HK: As much as it has always driven me and made me so incredibly happy to see others enjoy my music, the best part is how playing and singing make me feel. When my energy is in line with the performance, it’s a mentally, physically, and spiritually euphoric experience.  That has been the case for me since Elementary school concerts. In our Quatro configuration, to be in flight connecting with the music, while locking in and connecting with each other, it’s magic.

CS: What are some of the highlights in your music path thus far?

HK: Truthfully, I was really proud to be a member of the Syracuse City Children’s Choir. Fast forward to my senior year of high school where I was an All-State vocalist, another big accomplishment. Since then I haven’t competed, but I did have the privilege to travel to California and perform with Quatro. We also got to play at the 2023 SAMMY awards; that was quite the honor.

CS: What do you think about the Central NY music scene?

HK: I think there’s so much more to discover than what I’ve experienced, and so far it’s all incredible talent. I’ve had my face melted on more than one occasion by acts around CNY over the years. And getting to experience playing with some of them is even more of a treat. 

CS: What and who are you influenced by?

HK: I’m influenced in the world of harmonies by anything I’m listening to, which stems from my love of the Beatles (and being an Alto my whole life). Influenced by my band mostly.

CS: What would be the one thing you’d share with somebody new and aspiring to be a professional musician?

HK: Always have your own back! Stand up for yourself and your creativity, be kind to yourself and strangers, and enjoy the ride. While always putting in the work. Be curious, never stop learning, and soak up as much knowledge and as many stories from your mentors as you can. Your music is a gift, and if it feels good to put in the effort (80% of the time), because there are those times it feels real shitty, you’re a baddass and I believe in you. 

CS: You have a wide scope of musical interest. What are some of the genres you take interest in?

HK: I love listening to the Beatles, Pink Floyd, classic rock, cruner jazz, showtunes, funk. 

CS: You have a busy music summer, yes?

HK: Busiest one for me on record. We’re playing all over. Catch our full schedule of shows for the summer at chuckschielemusic.com/quatro.
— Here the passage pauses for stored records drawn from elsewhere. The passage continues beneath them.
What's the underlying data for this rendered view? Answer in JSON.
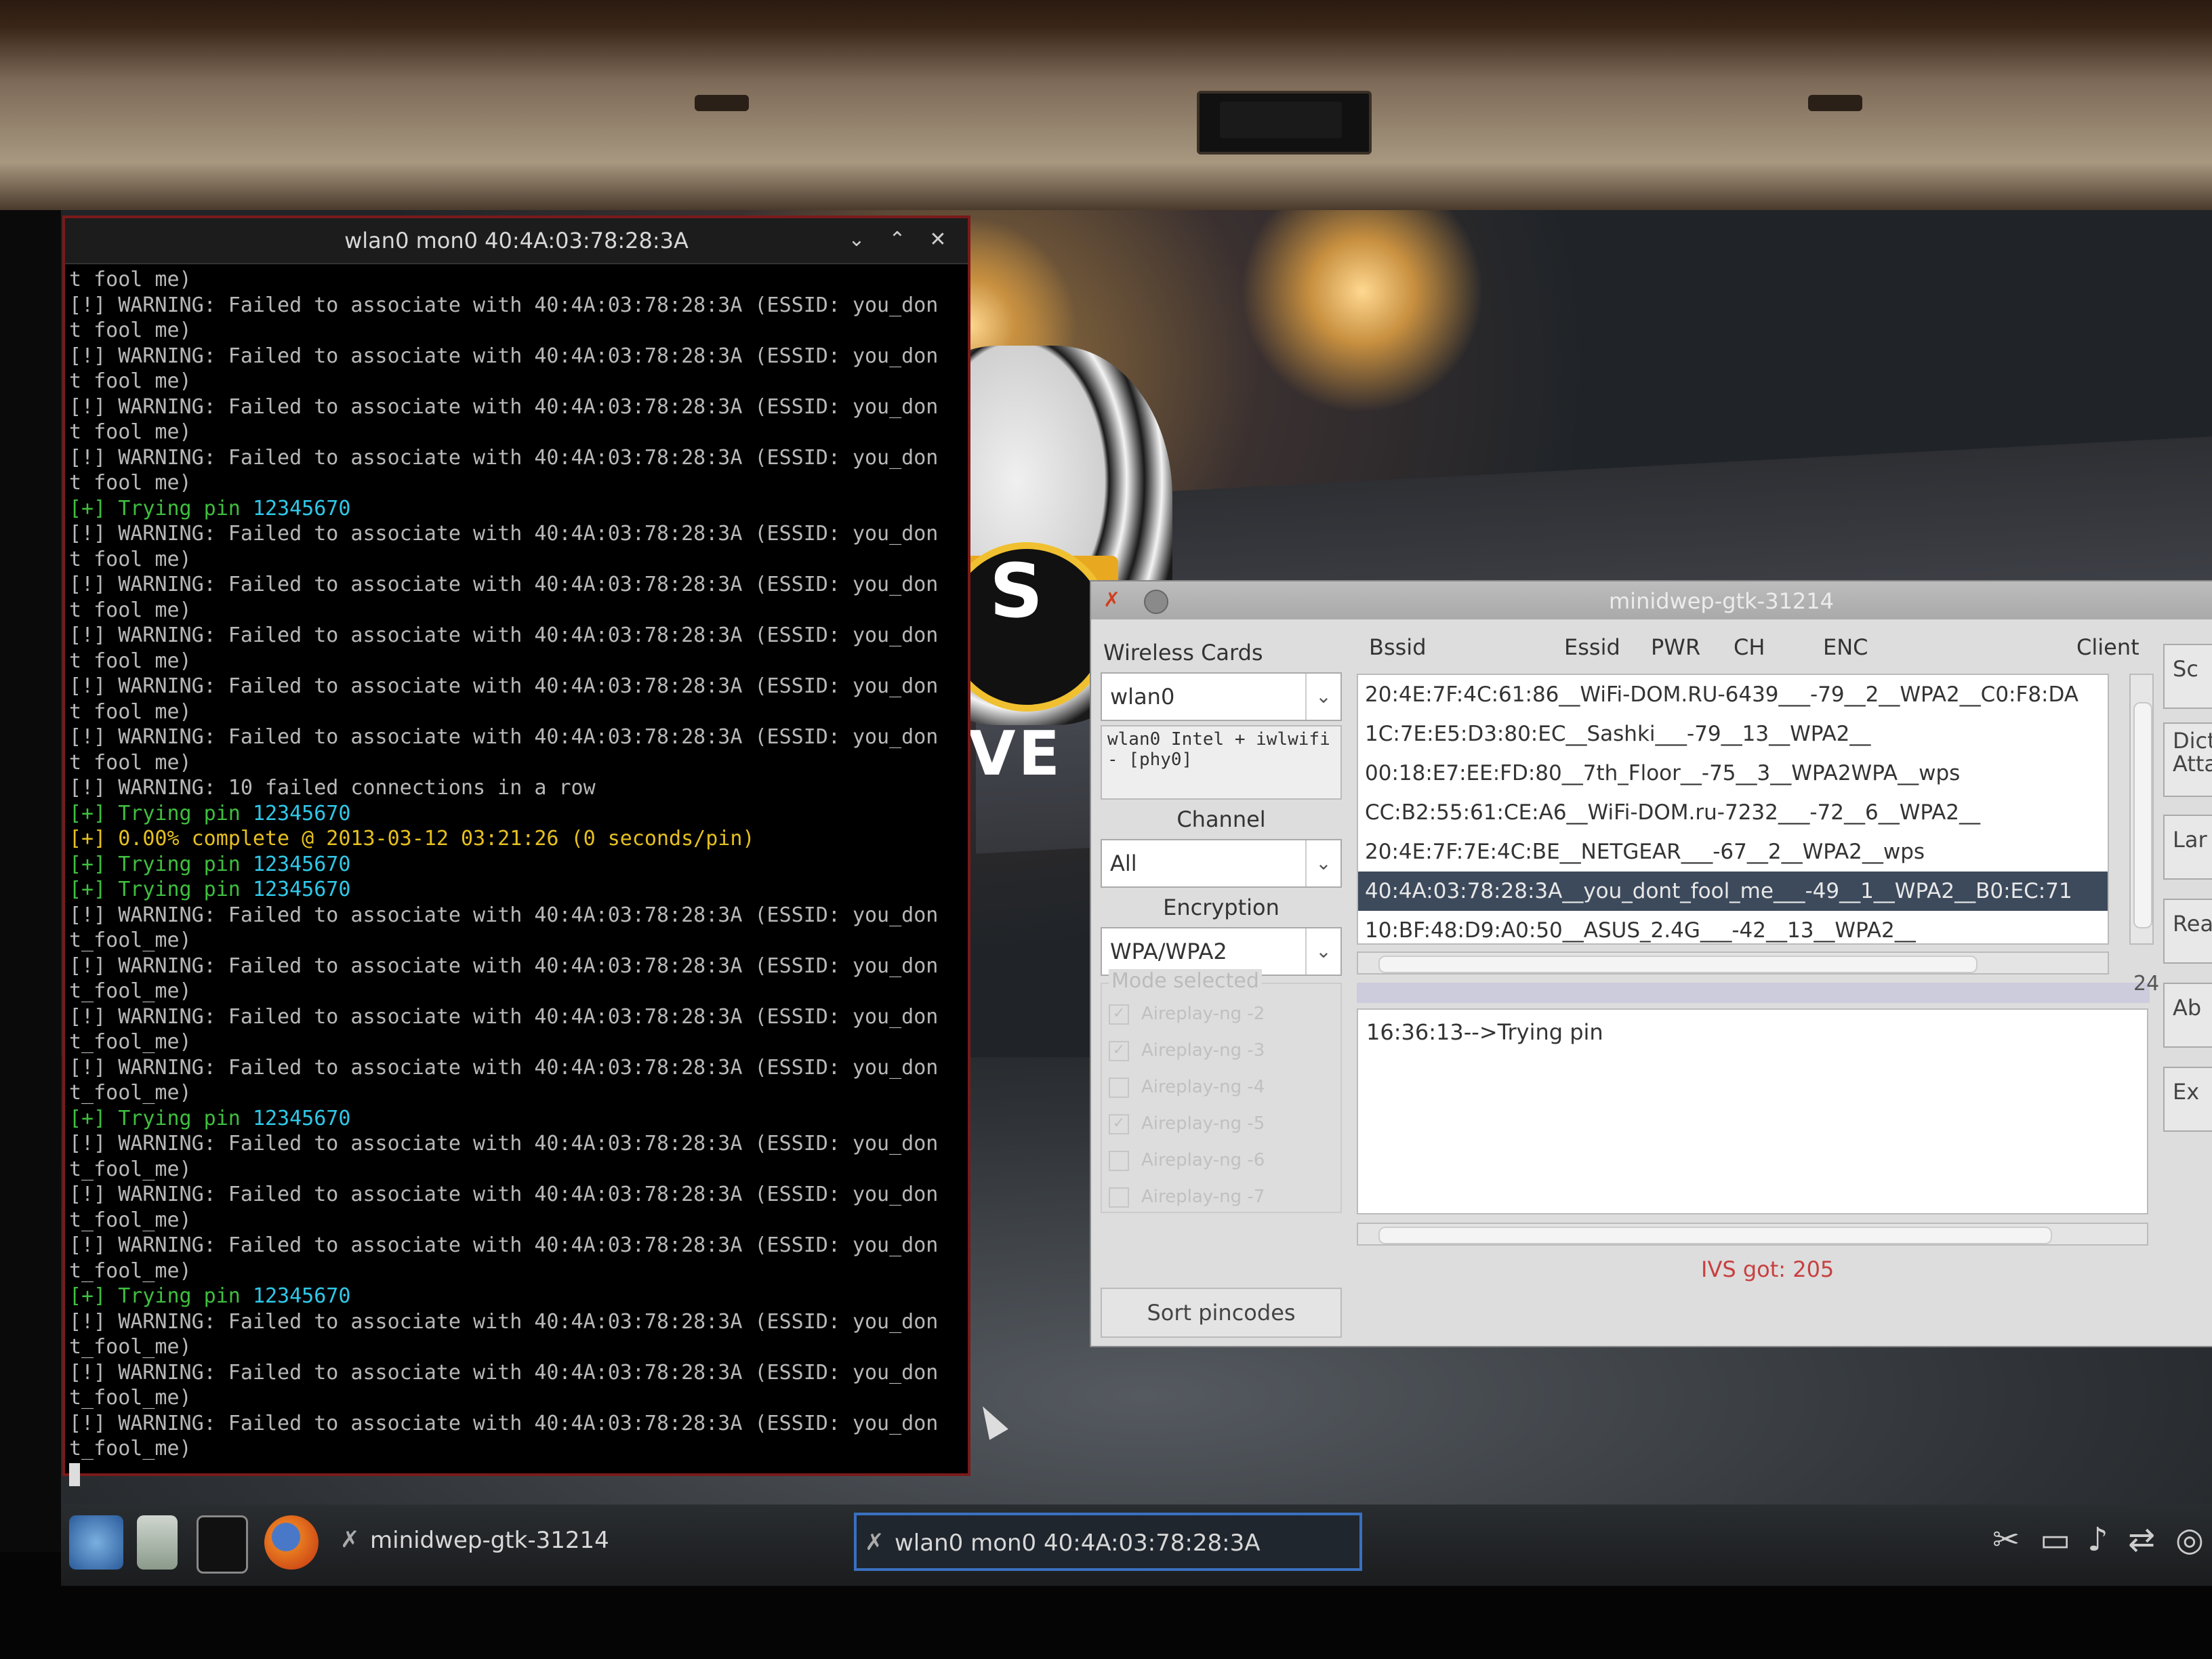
{
  "terminal": {
    "title": "wlan0 mon0 40:4A:03:78:28:3A",
    "lines": [
      {
        "text": "t fool me)",
        "class": ""
      },
      {
        "text": "[!] WARNING: Failed to associate with 40:4A:03:78:28:3A (ESSID: you_don",
        "class": ""
      },
      {
        "text": "t fool me)",
        "class": ""
      },
      {
        "text": "[!] WARNING: Failed to associate with 40:4A:03:78:28:3A (ESSID: you_don",
        "class": ""
      },
      {
        "text": "t fool me)",
        "class": ""
      },
      {
        "text": "[!] WARNING: Failed to associate with 40:4A:03:78:28:3A (ESSID: you_don",
        "class": ""
      },
      {
        "text": "t fool me)",
        "class": ""
      },
      {
        "text": "[!] WARNING: Failed to associate with 40:4A:03:78:28:3A (ESSID: you_don",
        "class": ""
      },
      {
        "text": "t fool me)",
        "class": ""
      },
      {
        "text": "[+] Trying pin ",
        "pin": "12345670",
        "class": "green"
      },
      {
        "text": "[!] WARNING: Failed to associate with 40:4A:03:78:28:3A (ESSID: you_don",
        "class": ""
      },
      {
        "text": "t fool me)",
        "class": ""
      },
      {
        "text": "[!] WARNING: Failed to associate with 40:4A:03:78:28:3A (ESSID: you_don",
        "class": ""
      },
      {
        "text": "t fool me)",
        "class": ""
      },
      {
        "text": "[!] WARNING: Failed to associate with 40:4A:03:78:28:3A (ESSID: you_don",
        "class": ""
      },
      {
        "text": "t fool me)",
        "class": ""
      },
      {
        "text": "[!] WARNING: Failed to associate with 40:4A:03:78:28:3A (ESSID: you_don",
        "class": ""
      },
      {
        "text": "t fool me)",
        "class": ""
      },
      {
        "text": "[!] WARNING: Failed to associate with 40:4A:03:78:28:3A (ESSID: you_don",
        "class": ""
      },
      {
        "text": "t fool me)",
        "class": ""
      },
      {
        "text": "[!] WARNING: 10 failed connections in a row",
        "class": ""
      },
      {
        "text": "[+] Trying pin ",
        "pin": "12345670",
        "class": "green"
      },
      {
        "text": "[+] 0.00% complete @ 2013-03-12 03:21:26 (0 seconds/pin)",
        "class": "yellow"
      },
      {
        "text": "[+] Trying pin ",
        "pin": "12345670",
        "class": "green"
      },
      {
        "text": "[+] Trying pin ",
        "pin": "12345670",
        "class": "green"
      },
      {
        "text": "[!] WARNING: Failed to associate with 40:4A:03:78:28:3A (ESSID: you_don",
        "class": ""
      },
      {
        "text": "t_fool_me)",
        "class": ""
      },
      {
        "text": "[!] WARNING: Failed to associate with 40:4A:03:78:28:3A (ESSID: you_don",
        "class": ""
      },
      {
        "text": "t_fool_me)",
        "class": ""
      },
      {
        "text": "[!] WARNING: Failed to associate with 40:4A:03:78:28:3A (ESSID: you_don",
        "class": ""
      },
      {
        "text": "t_fool_me)",
        "class": ""
      },
      {
        "text": "[!] WARNING: Failed to associate with 40:4A:03:78:28:3A (ESSID: you_don",
        "class": ""
      },
      {
        "text": "t_fool_me)",
        "class": ""
      },
      {
        "text": "[+] Trying pin ",
        "pin": "12345670",
        "class": "green"
      },
      {
        "text": "[!] WARNING: Failed to associate with 40:4A:03:78:28:3A (ESSID: you_don",
        "class": ""
      },
      {
        "text": "t_fool_me)",
        "class": ""
      },
      {
        "text": "[!] WARNING: Failed to associate with 40:4A:03:78:28:3A (ESSID: you_don",
        "class": ""
      },
      {
        "text": "t_fool_me)",
        "class": ""
      },
      {
        "text": "[!] WARNING: Failed to associate with 40:4A:03:78:28:3A (ESSID: you_don",
        "class": ""
      },
      {
        "text": "t_fool_me)",
        "class": ""
      },
      {
        "text": "[+] Trying pin ",
        "pin": "12345670",
        "class": "green"
      },
      {
        "text": "[!] WARNING: Failed to associate with 40:4A:03:78:28:3A (ESSID: you_don",
        "class": ""
      },
      {
        "text": "t_fool_me)",
        "class": ""
      },
      {
        "text": "[!] WARNING: Failed to associate with 40:4A:03:78:28:3A (ESSID: you_don",
        "class": ""
      },
      {
        "text": "t_fool_me)",
        "class": ""
      },
      {
        "text": "[!] WARNING: Failed to associate with 40:4A:03:78:28:3A (ESSID: you_don",
        "class": ""
      },
      {
        "text": "t_fool_me)",
        "class": ""
      }
    ]
  },
  "wallpaper": {
    "logo_letter": "S",
    "logo_text": "LIVE"
  },
  "minidwep": {
    "title": "minidwep-gtk-31214",
    "wireless_cards_label": "Wireless Cards",
    "card_selected": "wlan0",
    "card_info": "wlan0 Intel + iwlwifi - [phy0]",
    "channel_label": "Channel",
    "channel_selected": "All",
    "encryption_label": "Encryption",
    "encryption_selected": "WPA/WPA2",
    "mode_label": "Mode selected",
    "modes": [
      {
        "label": "Aireplay-ng -2",
        "checked": true
      },
      {
        "label": "Aireplay-ng -3",
        "checked": true
      },
      {
        "label": "Aireplay-ng -4",
        "checked": false
      },
      {
        "label": "Aireplay-ng -5",
        "checked": true
      },
      {
        "label": "Aireplay-ng -6",
        "checked": false
      },
      {
        "label": "Aireplay-ng -7",
        "checked": false
      }
    ],
    "sort_button": "Sort pincodes",
    "columns": [
      "Bssid",
      "Essid",
      "PWR",
      "CH",
      "ENC",
      "Client"
    ],
    "networks": [
      "20:4E:7F:4C:61:86__WiFi-DOM.RU-6439___-79__2__WPA2__C0:F8:DA",
      "1C:7E:E5:D3:80:EC__Sashki___-79__13__WPA2__",
      "00:18:E7:EE:FD:80__7th_Floor__-75__3__WPA2WPA__wps",
      "CC:B2:55:61:CE:A6__WiFi-DOM.ru-7232___-72__6__WPA2__",
      "20:4E:7F:7E:4C:BE__NETGEAR___-67__2__WPA2__wps",
      "40:4A:03:78:28:3A__you_dont_fool_me___-49__1__WPA2__B0:EC:71",
      "10:BF:48:D9:A0:50__ASUS_2.4G___-42__13__WPA2__"
    ],
    "selected_network_index": 5,
    "count_label": "24",
    "log_text": "16:36:13-->Trying pin",
    "ivs_text": "IVS got: 205",
    "right_buttons": [
      "Sc",
      "Dicti\nAtta",
      "Lar",
      "Rea",
      "Ab",
      "Ex"
    ]
  },
  "taskbar": {
    "tasks": [
      {
        "label": "minidwep-gtk-31214",
        "active": false
      },
      {
        "label": "wlan0 mon0 40:4A:03:78:28:3A",
        "active": true
      }
    ],
    "launchers": [
      "kde-menu-icon",
      "file-manager-icon",
      "terminal-icon",
      "firefox-icon"
    ],
    "tray": [
      "scissors-icon",
      "display-icon",
      "volume-icon",
      "network-icon",
      "more-icon"
    ]
  }
}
CS: Please tell us how we stay in touch with you and your music?

HK: We’d love for you to follow us on Facebook and Instagram (@ChuckSchieleQuatro).

Chuck Schiele
Chuck Schiele is an award-winning musician, art director, producer, editorialist, artist, activist, member of SaltCityChill.com and fan of the CNY music scene. To be considered for this column, please write chuck.schiele@gmail.com.